‘An unbroken archive of breath passed on.’ [5]

The broader notion of ecofeminism, in which correlations are drawn between human bodies and the Earth and boundaries between nature and culture are ideally erased, also feeds into Panteha Abareshi’s Natural Disaster(2020), which screens throughout the festival as part of the online exhibition space, A Thing That Holds Something Else. Abareshi’s moving image work places in dialogue celluloid footage of the artist, nude, climbing around and contorting their body on a wheelchair and footage of natural disasters. Panteha’s work is informed by their experience of sickle cell zero beta thalassemia, a genetic blood disorder that causes debilitating pain and bodily deterioration. In this work, the artist’s struggle against the confinement within a mechanical apparatus that is intended to enable them butts up against, and jostles for screen space with, archival footage of raging fires and devastating weather fronts. The interplay draws parallels in both directions—framing Panteha’s body as a ‘natural disaster’ and the extreme environmental events as the strains of a planet in debilitating pain and bodily deterioration.


I head back over to the ‘Intervals’ tab on my browser and am confronted by Kaiya Waerea’s text How to Smash Your Head into Your Computer Screen & Come Out Near the River Ravensborne and suddenly I have left Hawick, where Alchemy is currently streaming its thought-provoking programme worldwide, and I am back in my home in Lewisham, a few minutes walk from the River Ravesbourne (supposedly named by Julius Caesar). I sit in front of my computer with a smudge of saliva still on the window and deep time running through my veins.


Ben Nicholson is a writer and curator specialising in experimental film and artists’ moving image. He is founder of ALT/KINO, www.altkino.com

11th Alchemy Moving Image and Film Festival, Thu 29 Apr-Mon 3 May, alchemyfilmandarts.org…


[1] Bas, Ania. Unsolicited Advice(2021)

[2] Akoto, Baff. Leave the Edges (2020)
[3] Ruwona, Natasha. The Ocean Will Always Remember(2020)

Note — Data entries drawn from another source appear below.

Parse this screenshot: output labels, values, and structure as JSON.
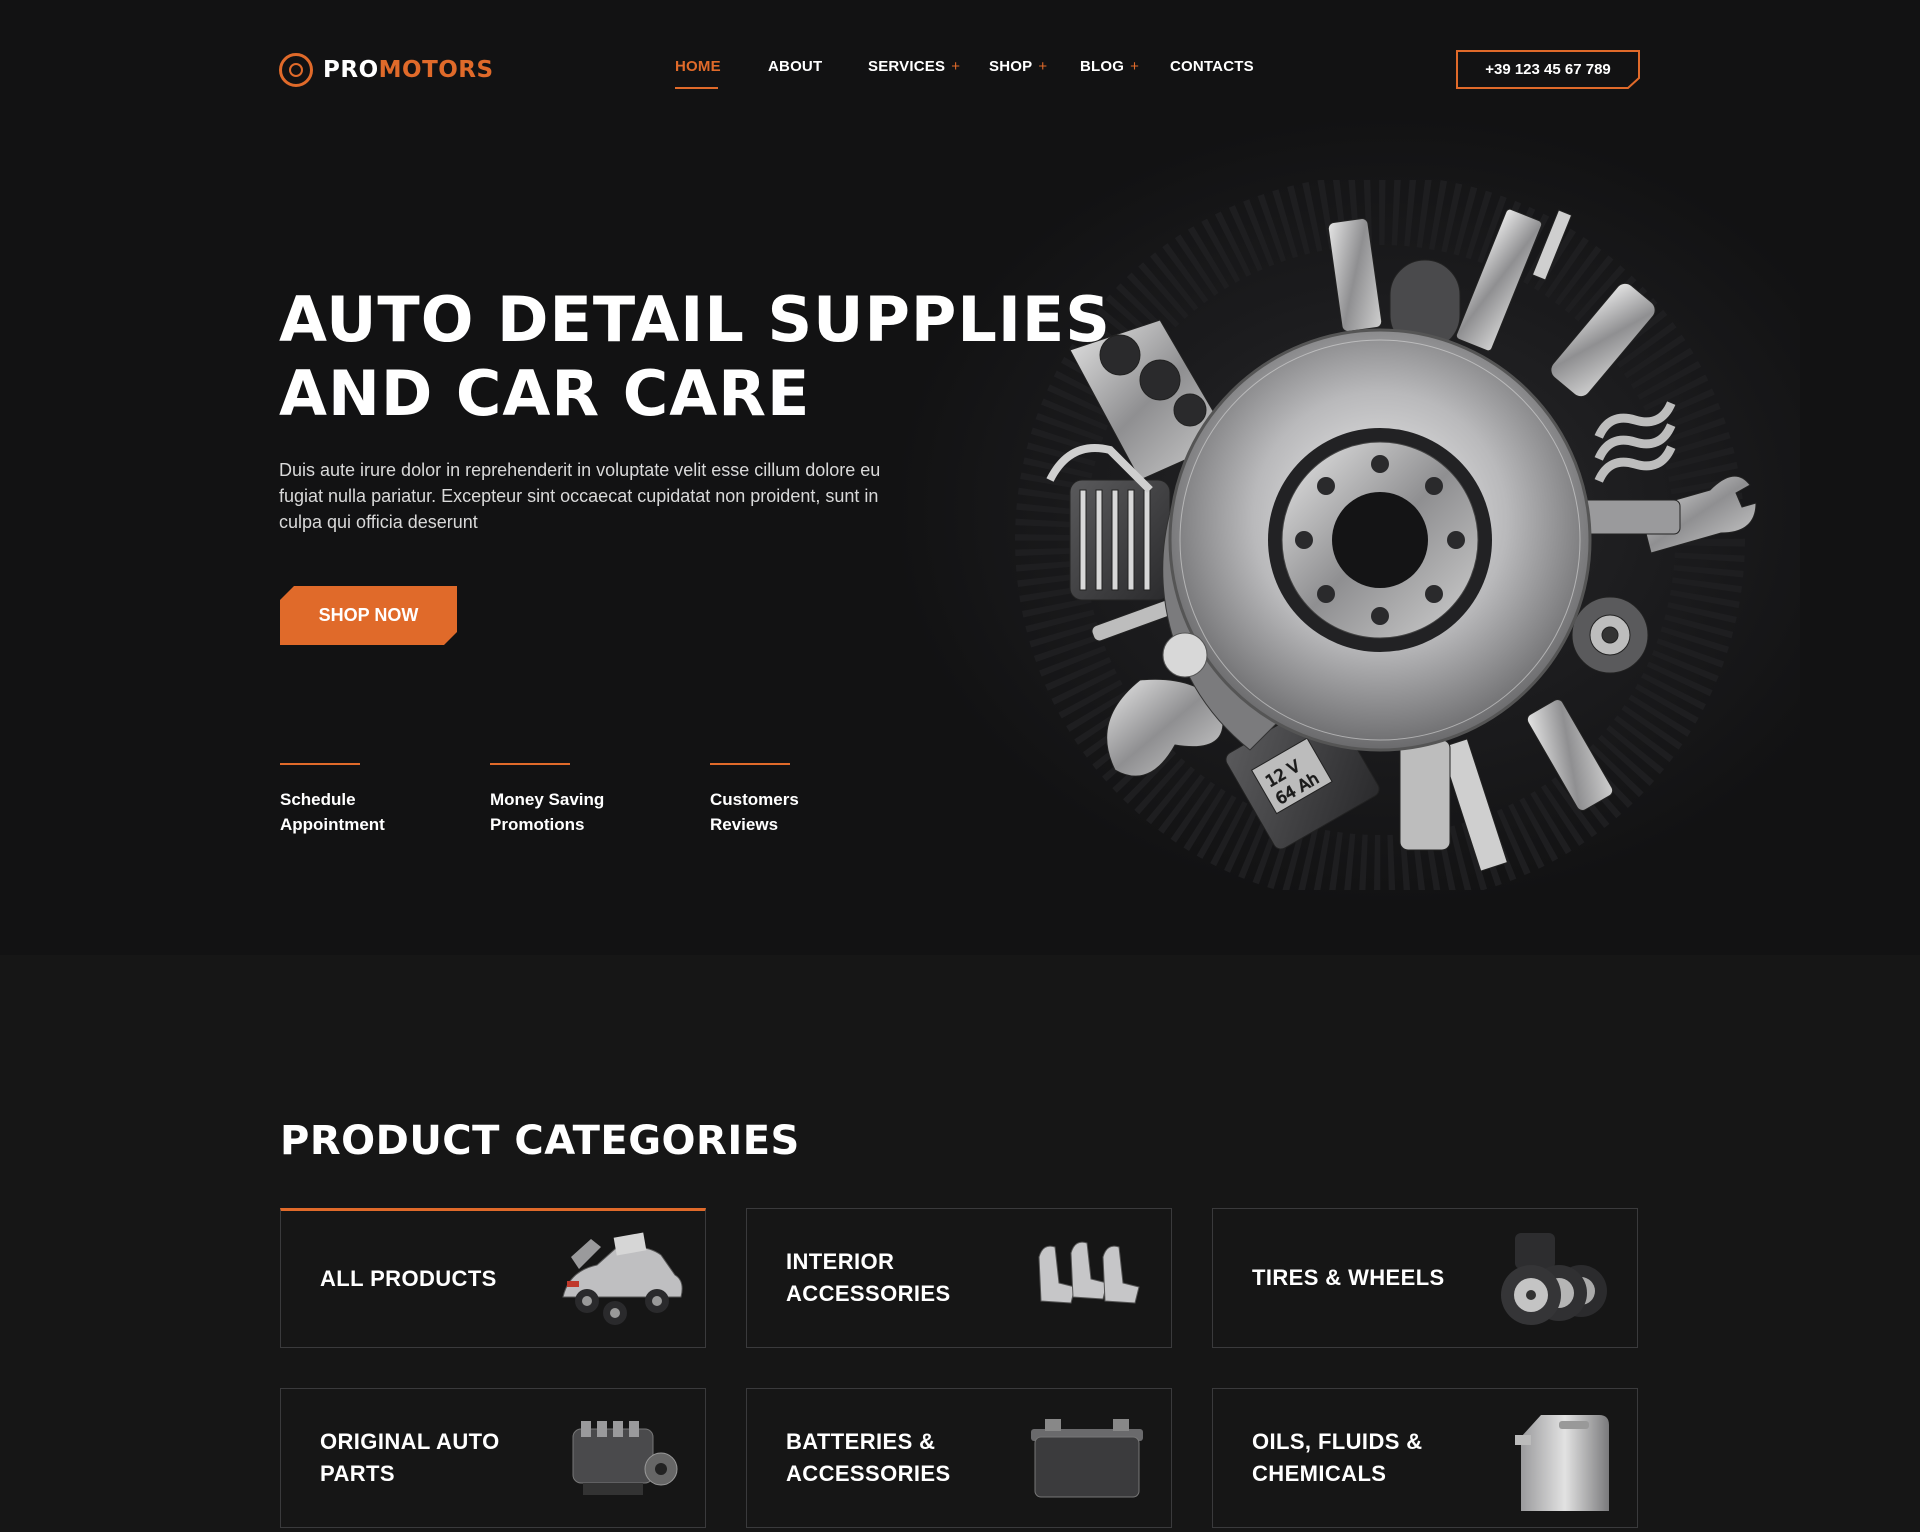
{
  "header": {
    "logo": {
      "part1": "PRO",
      "part2": "MOTORS"
    },
    "nav": [
      {
        "label": "HOME",
        "active": true,
        "has_submenu": false
      },
      {
        "label": "ABOUT",
        "active": false,
        "has_submenu": false
      },
      {
        "label": "SERVICES",
        "active": false,
        "has_submenu": true
      },
      {
        "label": "SHOP",
        "active": false,
        "has_submenu": true
      },
      {
        "label": "BLOG",
        "active": false,
        "has_submenu": true
      },
      {
        "label": "CONTACTS",
        "active": false,
        "has_submenu": false
      }
    ],
    "submenu_marker": "+",
    "phone": "+39 123 45 67 789"
  },
  "hero": {
    "title_line1": "AUTO DETAIL SUPPLIES",
    "title_line2": "AND CAR CARE",
    "description": "Duis aute irure dolor in reprehenderit in voluptate velit esse cillum dolore eu fugiat nulla pariatur. Excepteur sint occaecat cupidatat non proident, sunt in culpa qui officia deserunt",
    "cta": "SHOP NOW",
    "features": [
      {
        "line1": "Schedule",
        "line2": "Appointment"
      },
      {
        "line1": "Money Saving",
        "line2": "Promotions"
      },
      {
        "line1": "Customers",
        "line2": "Reviews"
      }
    ],
    "image_labels": {
      "battery_voltage": "12 V",
      "battery_capacity": "64 Ah"
    }
  },
  "categories": {
    "title": "PRODUCT CATEGORIES",
    "items": [
      {
        "label": "ALL PRODUCTS",
        "icon": "car-icon",
        "active": true
      },
      {
        "label": "INTERIOR ACCESSORIES",
        "icon": "car-seats-icon",
        "active": false
      },
      {
        "label": "TIRES & WHEELS",
        "icon": "tires-icon",
        "active": false
      },
      {
        "label": "ORIGINAL AUTO PARTS",
        "icon": "engine-icon",
        "active": false
      },
      {
        "label": "BATTERIES & ACCESSORIES",
        "icon": "battery-icon",
        "active": false
      },
      {
        "label": "OILS, FLUIDS & CHEMICALS",
        "icon": "canister-icon",
        "active": false
      }
    ]
  },
  "colors": {
    "accent": "#e06a2a",
    "background": "#161616",
    "hero_background": "#121213",
    "card_border": "#3a3a3c",
    "text": "#ffffff"
  }
}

[4] Neimanis, Astrida. ‘Hydrofeminism: Or, On Becoming a Body of Water’ (2012)

[5] Montserrat, Jade. Breath. Work(2021)

11th Alchemy Moving Image and Film Festival, Thu 29 Apr-Mon 3 May, alchemyfilmandarts.org…